Star power and adventurous programming are the hallmarks of the Provincetown International Film Festival, which runs June 12-16. Actor/writer/director John Cameron Mitchell, of “Hedwig and the Angry Inch” fame, is this year’s Filmmaker on the Edge. He’ll join John Waters in conversation June 15 at Provincetown Town Hall. Two-time Tony Award winner Judith Light will also be honored on that date, with PIFF’s Excellence in Acting Award.
Light stars in the PIFF’s closing night film, “Before You Know It” (June 16, 5 p.m., Town Hall), a family dramedy directed by Hannah Pearl Utt and written by Utt and Jen Tullock. They play sisters, Rachel (Utt) and Jackie (Tullock), who inherit from their father a struggling community theater in New York City. The young women then reunite with their long-estranged, assumed dead mother, a vain soap opera actress played by Light. Utt is scheduled to be in attendance for a post-screening discussion.
Producer and actress Jillian Bell, whose Sundance Film Festival award-winning comedy “Brittany Runs a Marathon” opens the festival (June 12, 7 p.m., Town Hall), will receive PIFF’s Next Wave Award on June 14, at noon, at the Pilgrim House where she’ll be interviewed by Vanity Fair chief film critic Richard Lawson.
The PIFF will screen Mitchell’s cult classic “Hedwig and the Angry Inch” (2001) on June 13, 9:30 p.m., at Town Hall. It was written by Cameron with composer Stephen Trask as an off-Broadway musical in 1998. For the film, Cameron reprised his starring role as the punk-rocker from East Berlin who tours the United States as she pursues the former lover/bandmate who stole her songs.

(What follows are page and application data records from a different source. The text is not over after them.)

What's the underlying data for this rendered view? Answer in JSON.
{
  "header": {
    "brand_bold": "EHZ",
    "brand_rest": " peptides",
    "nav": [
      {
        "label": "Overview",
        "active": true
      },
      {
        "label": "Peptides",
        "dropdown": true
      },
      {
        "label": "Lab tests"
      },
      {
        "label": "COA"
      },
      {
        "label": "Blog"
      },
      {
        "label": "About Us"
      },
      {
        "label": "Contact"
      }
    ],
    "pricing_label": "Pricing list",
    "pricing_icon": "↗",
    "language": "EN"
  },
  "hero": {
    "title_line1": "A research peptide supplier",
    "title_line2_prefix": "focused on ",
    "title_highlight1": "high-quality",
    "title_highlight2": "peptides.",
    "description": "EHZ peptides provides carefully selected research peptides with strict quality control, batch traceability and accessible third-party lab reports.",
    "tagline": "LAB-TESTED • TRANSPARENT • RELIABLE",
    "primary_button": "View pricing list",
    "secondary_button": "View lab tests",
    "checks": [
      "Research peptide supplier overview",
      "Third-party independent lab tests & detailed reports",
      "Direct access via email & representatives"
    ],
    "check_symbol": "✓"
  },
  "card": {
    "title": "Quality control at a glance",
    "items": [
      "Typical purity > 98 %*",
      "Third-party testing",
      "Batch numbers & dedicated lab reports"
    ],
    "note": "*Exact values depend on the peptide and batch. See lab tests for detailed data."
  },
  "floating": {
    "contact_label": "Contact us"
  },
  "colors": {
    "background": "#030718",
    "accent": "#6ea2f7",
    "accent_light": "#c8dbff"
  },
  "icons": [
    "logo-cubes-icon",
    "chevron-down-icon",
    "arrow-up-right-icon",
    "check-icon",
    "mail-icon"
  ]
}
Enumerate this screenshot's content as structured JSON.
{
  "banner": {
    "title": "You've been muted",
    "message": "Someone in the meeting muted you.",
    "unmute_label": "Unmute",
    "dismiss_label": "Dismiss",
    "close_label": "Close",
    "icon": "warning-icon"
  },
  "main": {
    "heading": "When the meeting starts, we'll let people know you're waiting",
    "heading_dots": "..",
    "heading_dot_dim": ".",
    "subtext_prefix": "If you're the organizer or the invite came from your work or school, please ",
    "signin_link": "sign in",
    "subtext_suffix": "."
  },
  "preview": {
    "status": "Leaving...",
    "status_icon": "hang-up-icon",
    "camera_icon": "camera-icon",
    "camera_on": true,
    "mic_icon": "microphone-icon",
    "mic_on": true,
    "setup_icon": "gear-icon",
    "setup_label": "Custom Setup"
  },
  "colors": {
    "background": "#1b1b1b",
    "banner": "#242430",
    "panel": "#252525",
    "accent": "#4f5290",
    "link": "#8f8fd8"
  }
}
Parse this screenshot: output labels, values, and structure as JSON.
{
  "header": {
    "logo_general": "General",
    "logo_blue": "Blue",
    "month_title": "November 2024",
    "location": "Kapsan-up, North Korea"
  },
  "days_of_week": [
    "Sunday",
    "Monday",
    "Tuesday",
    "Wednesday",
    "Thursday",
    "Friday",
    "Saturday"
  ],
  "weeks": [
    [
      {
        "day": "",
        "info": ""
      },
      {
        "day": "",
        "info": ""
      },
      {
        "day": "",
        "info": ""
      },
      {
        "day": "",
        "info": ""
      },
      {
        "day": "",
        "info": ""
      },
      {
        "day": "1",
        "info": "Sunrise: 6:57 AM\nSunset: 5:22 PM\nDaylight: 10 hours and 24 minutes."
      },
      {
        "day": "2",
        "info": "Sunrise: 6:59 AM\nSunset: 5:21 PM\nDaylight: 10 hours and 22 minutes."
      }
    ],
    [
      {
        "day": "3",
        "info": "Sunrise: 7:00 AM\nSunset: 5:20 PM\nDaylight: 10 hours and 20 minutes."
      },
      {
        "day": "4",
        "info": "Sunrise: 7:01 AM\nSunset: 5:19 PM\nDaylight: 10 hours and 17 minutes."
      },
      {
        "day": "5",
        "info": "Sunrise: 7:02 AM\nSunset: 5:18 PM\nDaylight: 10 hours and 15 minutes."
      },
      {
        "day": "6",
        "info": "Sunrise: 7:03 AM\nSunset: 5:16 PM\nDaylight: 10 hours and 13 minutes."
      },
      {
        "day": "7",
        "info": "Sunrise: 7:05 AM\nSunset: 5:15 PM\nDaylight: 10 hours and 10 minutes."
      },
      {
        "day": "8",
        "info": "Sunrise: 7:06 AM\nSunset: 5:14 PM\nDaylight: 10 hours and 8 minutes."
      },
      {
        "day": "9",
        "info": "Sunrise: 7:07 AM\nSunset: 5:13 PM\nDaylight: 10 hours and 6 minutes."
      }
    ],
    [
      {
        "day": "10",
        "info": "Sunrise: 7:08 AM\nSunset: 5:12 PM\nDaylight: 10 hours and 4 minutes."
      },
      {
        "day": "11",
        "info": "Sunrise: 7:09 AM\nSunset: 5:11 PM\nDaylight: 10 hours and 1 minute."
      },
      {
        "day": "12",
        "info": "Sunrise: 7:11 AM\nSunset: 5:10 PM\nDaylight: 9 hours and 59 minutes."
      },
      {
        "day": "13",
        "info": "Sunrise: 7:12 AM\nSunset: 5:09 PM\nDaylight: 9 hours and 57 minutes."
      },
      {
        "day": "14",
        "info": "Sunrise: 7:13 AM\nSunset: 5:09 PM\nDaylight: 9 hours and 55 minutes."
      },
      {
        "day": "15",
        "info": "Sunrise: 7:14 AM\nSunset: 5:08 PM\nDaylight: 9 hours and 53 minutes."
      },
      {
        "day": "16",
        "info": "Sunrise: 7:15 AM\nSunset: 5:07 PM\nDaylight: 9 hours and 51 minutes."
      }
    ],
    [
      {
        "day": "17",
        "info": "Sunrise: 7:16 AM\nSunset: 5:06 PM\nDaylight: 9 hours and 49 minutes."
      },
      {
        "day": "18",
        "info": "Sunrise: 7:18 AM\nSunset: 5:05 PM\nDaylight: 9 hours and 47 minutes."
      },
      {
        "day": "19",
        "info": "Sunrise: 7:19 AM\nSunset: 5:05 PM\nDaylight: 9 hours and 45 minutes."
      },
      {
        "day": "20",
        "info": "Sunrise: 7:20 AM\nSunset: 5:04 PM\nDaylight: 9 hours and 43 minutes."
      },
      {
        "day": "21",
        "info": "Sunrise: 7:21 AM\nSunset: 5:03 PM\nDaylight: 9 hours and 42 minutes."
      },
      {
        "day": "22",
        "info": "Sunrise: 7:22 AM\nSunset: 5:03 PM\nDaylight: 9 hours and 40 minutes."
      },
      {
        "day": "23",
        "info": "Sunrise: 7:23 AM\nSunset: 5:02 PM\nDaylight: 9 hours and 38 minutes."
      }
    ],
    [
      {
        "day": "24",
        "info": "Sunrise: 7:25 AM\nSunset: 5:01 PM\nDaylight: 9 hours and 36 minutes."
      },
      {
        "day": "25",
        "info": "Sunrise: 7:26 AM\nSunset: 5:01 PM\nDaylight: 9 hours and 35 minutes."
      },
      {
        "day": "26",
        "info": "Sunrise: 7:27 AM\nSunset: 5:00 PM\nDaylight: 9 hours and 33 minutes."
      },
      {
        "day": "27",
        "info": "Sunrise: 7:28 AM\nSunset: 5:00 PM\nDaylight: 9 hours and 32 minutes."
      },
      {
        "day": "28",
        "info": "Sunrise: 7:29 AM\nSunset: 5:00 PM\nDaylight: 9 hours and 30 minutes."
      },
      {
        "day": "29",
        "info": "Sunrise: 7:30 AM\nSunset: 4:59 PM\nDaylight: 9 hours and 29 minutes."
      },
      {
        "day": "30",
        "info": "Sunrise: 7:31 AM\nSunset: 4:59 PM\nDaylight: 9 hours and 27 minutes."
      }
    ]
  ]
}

Past PIFF honorees Rob Epstein and Jeffrey Friedman will be in attendance, with two new documentaries. “Linda Ronstadt: The Sound of My Voice” (June 14 and 15, Art House) is a portrait of the singer. “State of Pride” (June 13, Waters Edge) traces the history of the LGBTQ movement during the last 50 years since Stonewall. Epstein and Friedman will discuss LGBTQ history and their films, which include the Oscar winners “The Times of Harvey Milk” (1984) and “Common Threads: Stories From the Quilt” (1989) June 16, 10:30 a.m., at Waters Edge.
Film buffs won’t want to miss “Making Montgomery Clift” (June 13, Art House; June 15, Waters Edge), a documentary about the star of such classics as “A Place in the Sun” (1951) and “From Here to Eternity” (1953). Clift, who died in 1966, at 45, was relatively out at a time when Hollywood was deeply closeted. Directed by Hillary Demmon and Clift’s nephew, Robert Clift, and rich with home movies, recordings and interviews, the film examines how two popular Clift biographies painted an inaccurate picture of the actor as tortured by his homosexuality.
Also of interest to cinephiles is “What She Said: The Art of Pauline Kael” (June 14 and 16, Waters Edge), director Rob Garver’s profile of the pioneering film critic for The New Yorker and her ongoing influence.
Belmont World Film observes World Refugee Month in June with three timely international films that screen Mondays at 7:30 p.m. at the West Newton Cinema, followed by discussions with experts. “Los Silencios” (June 10), from Brazilian writer-director Beatriz Seigner, centers on a family that flees rampant violence in Colombia and arrives on the small Isla de La Fantasia, where Brazil, Colombia, and Peru meet. There they struggle to survive among other refugees.
Swiss director Markus Imhoof’s “Eldorado” (June 17) draws parallels between the plight of refugees and migrants in Europe today with his family’s own experience sheltering an Italian refugee girl during World War II. The film was Switzerland’s Oscar submission for best foreign language film and won the Amnesty International Film Prize at the Berlin Film Festival. It screens with the Oscar-nominated short documentary “Lifeboat,” directed by Skye Fitzgerald, about volunteers with the German nonprofit Sea-Watch who rescue North African migrants attempting to make it across the Mediterranean. The US premiere of “To the Four Winds” (June 24) is director Michel Toesca’s documentary about the French farmer-turned-activist Cédric Herrou who assists migrants — most of them Sudanese or Eritrean and many of them women and children — cross the border from Italy into France.
Loren King can be reached at firstname.lastname@example.org.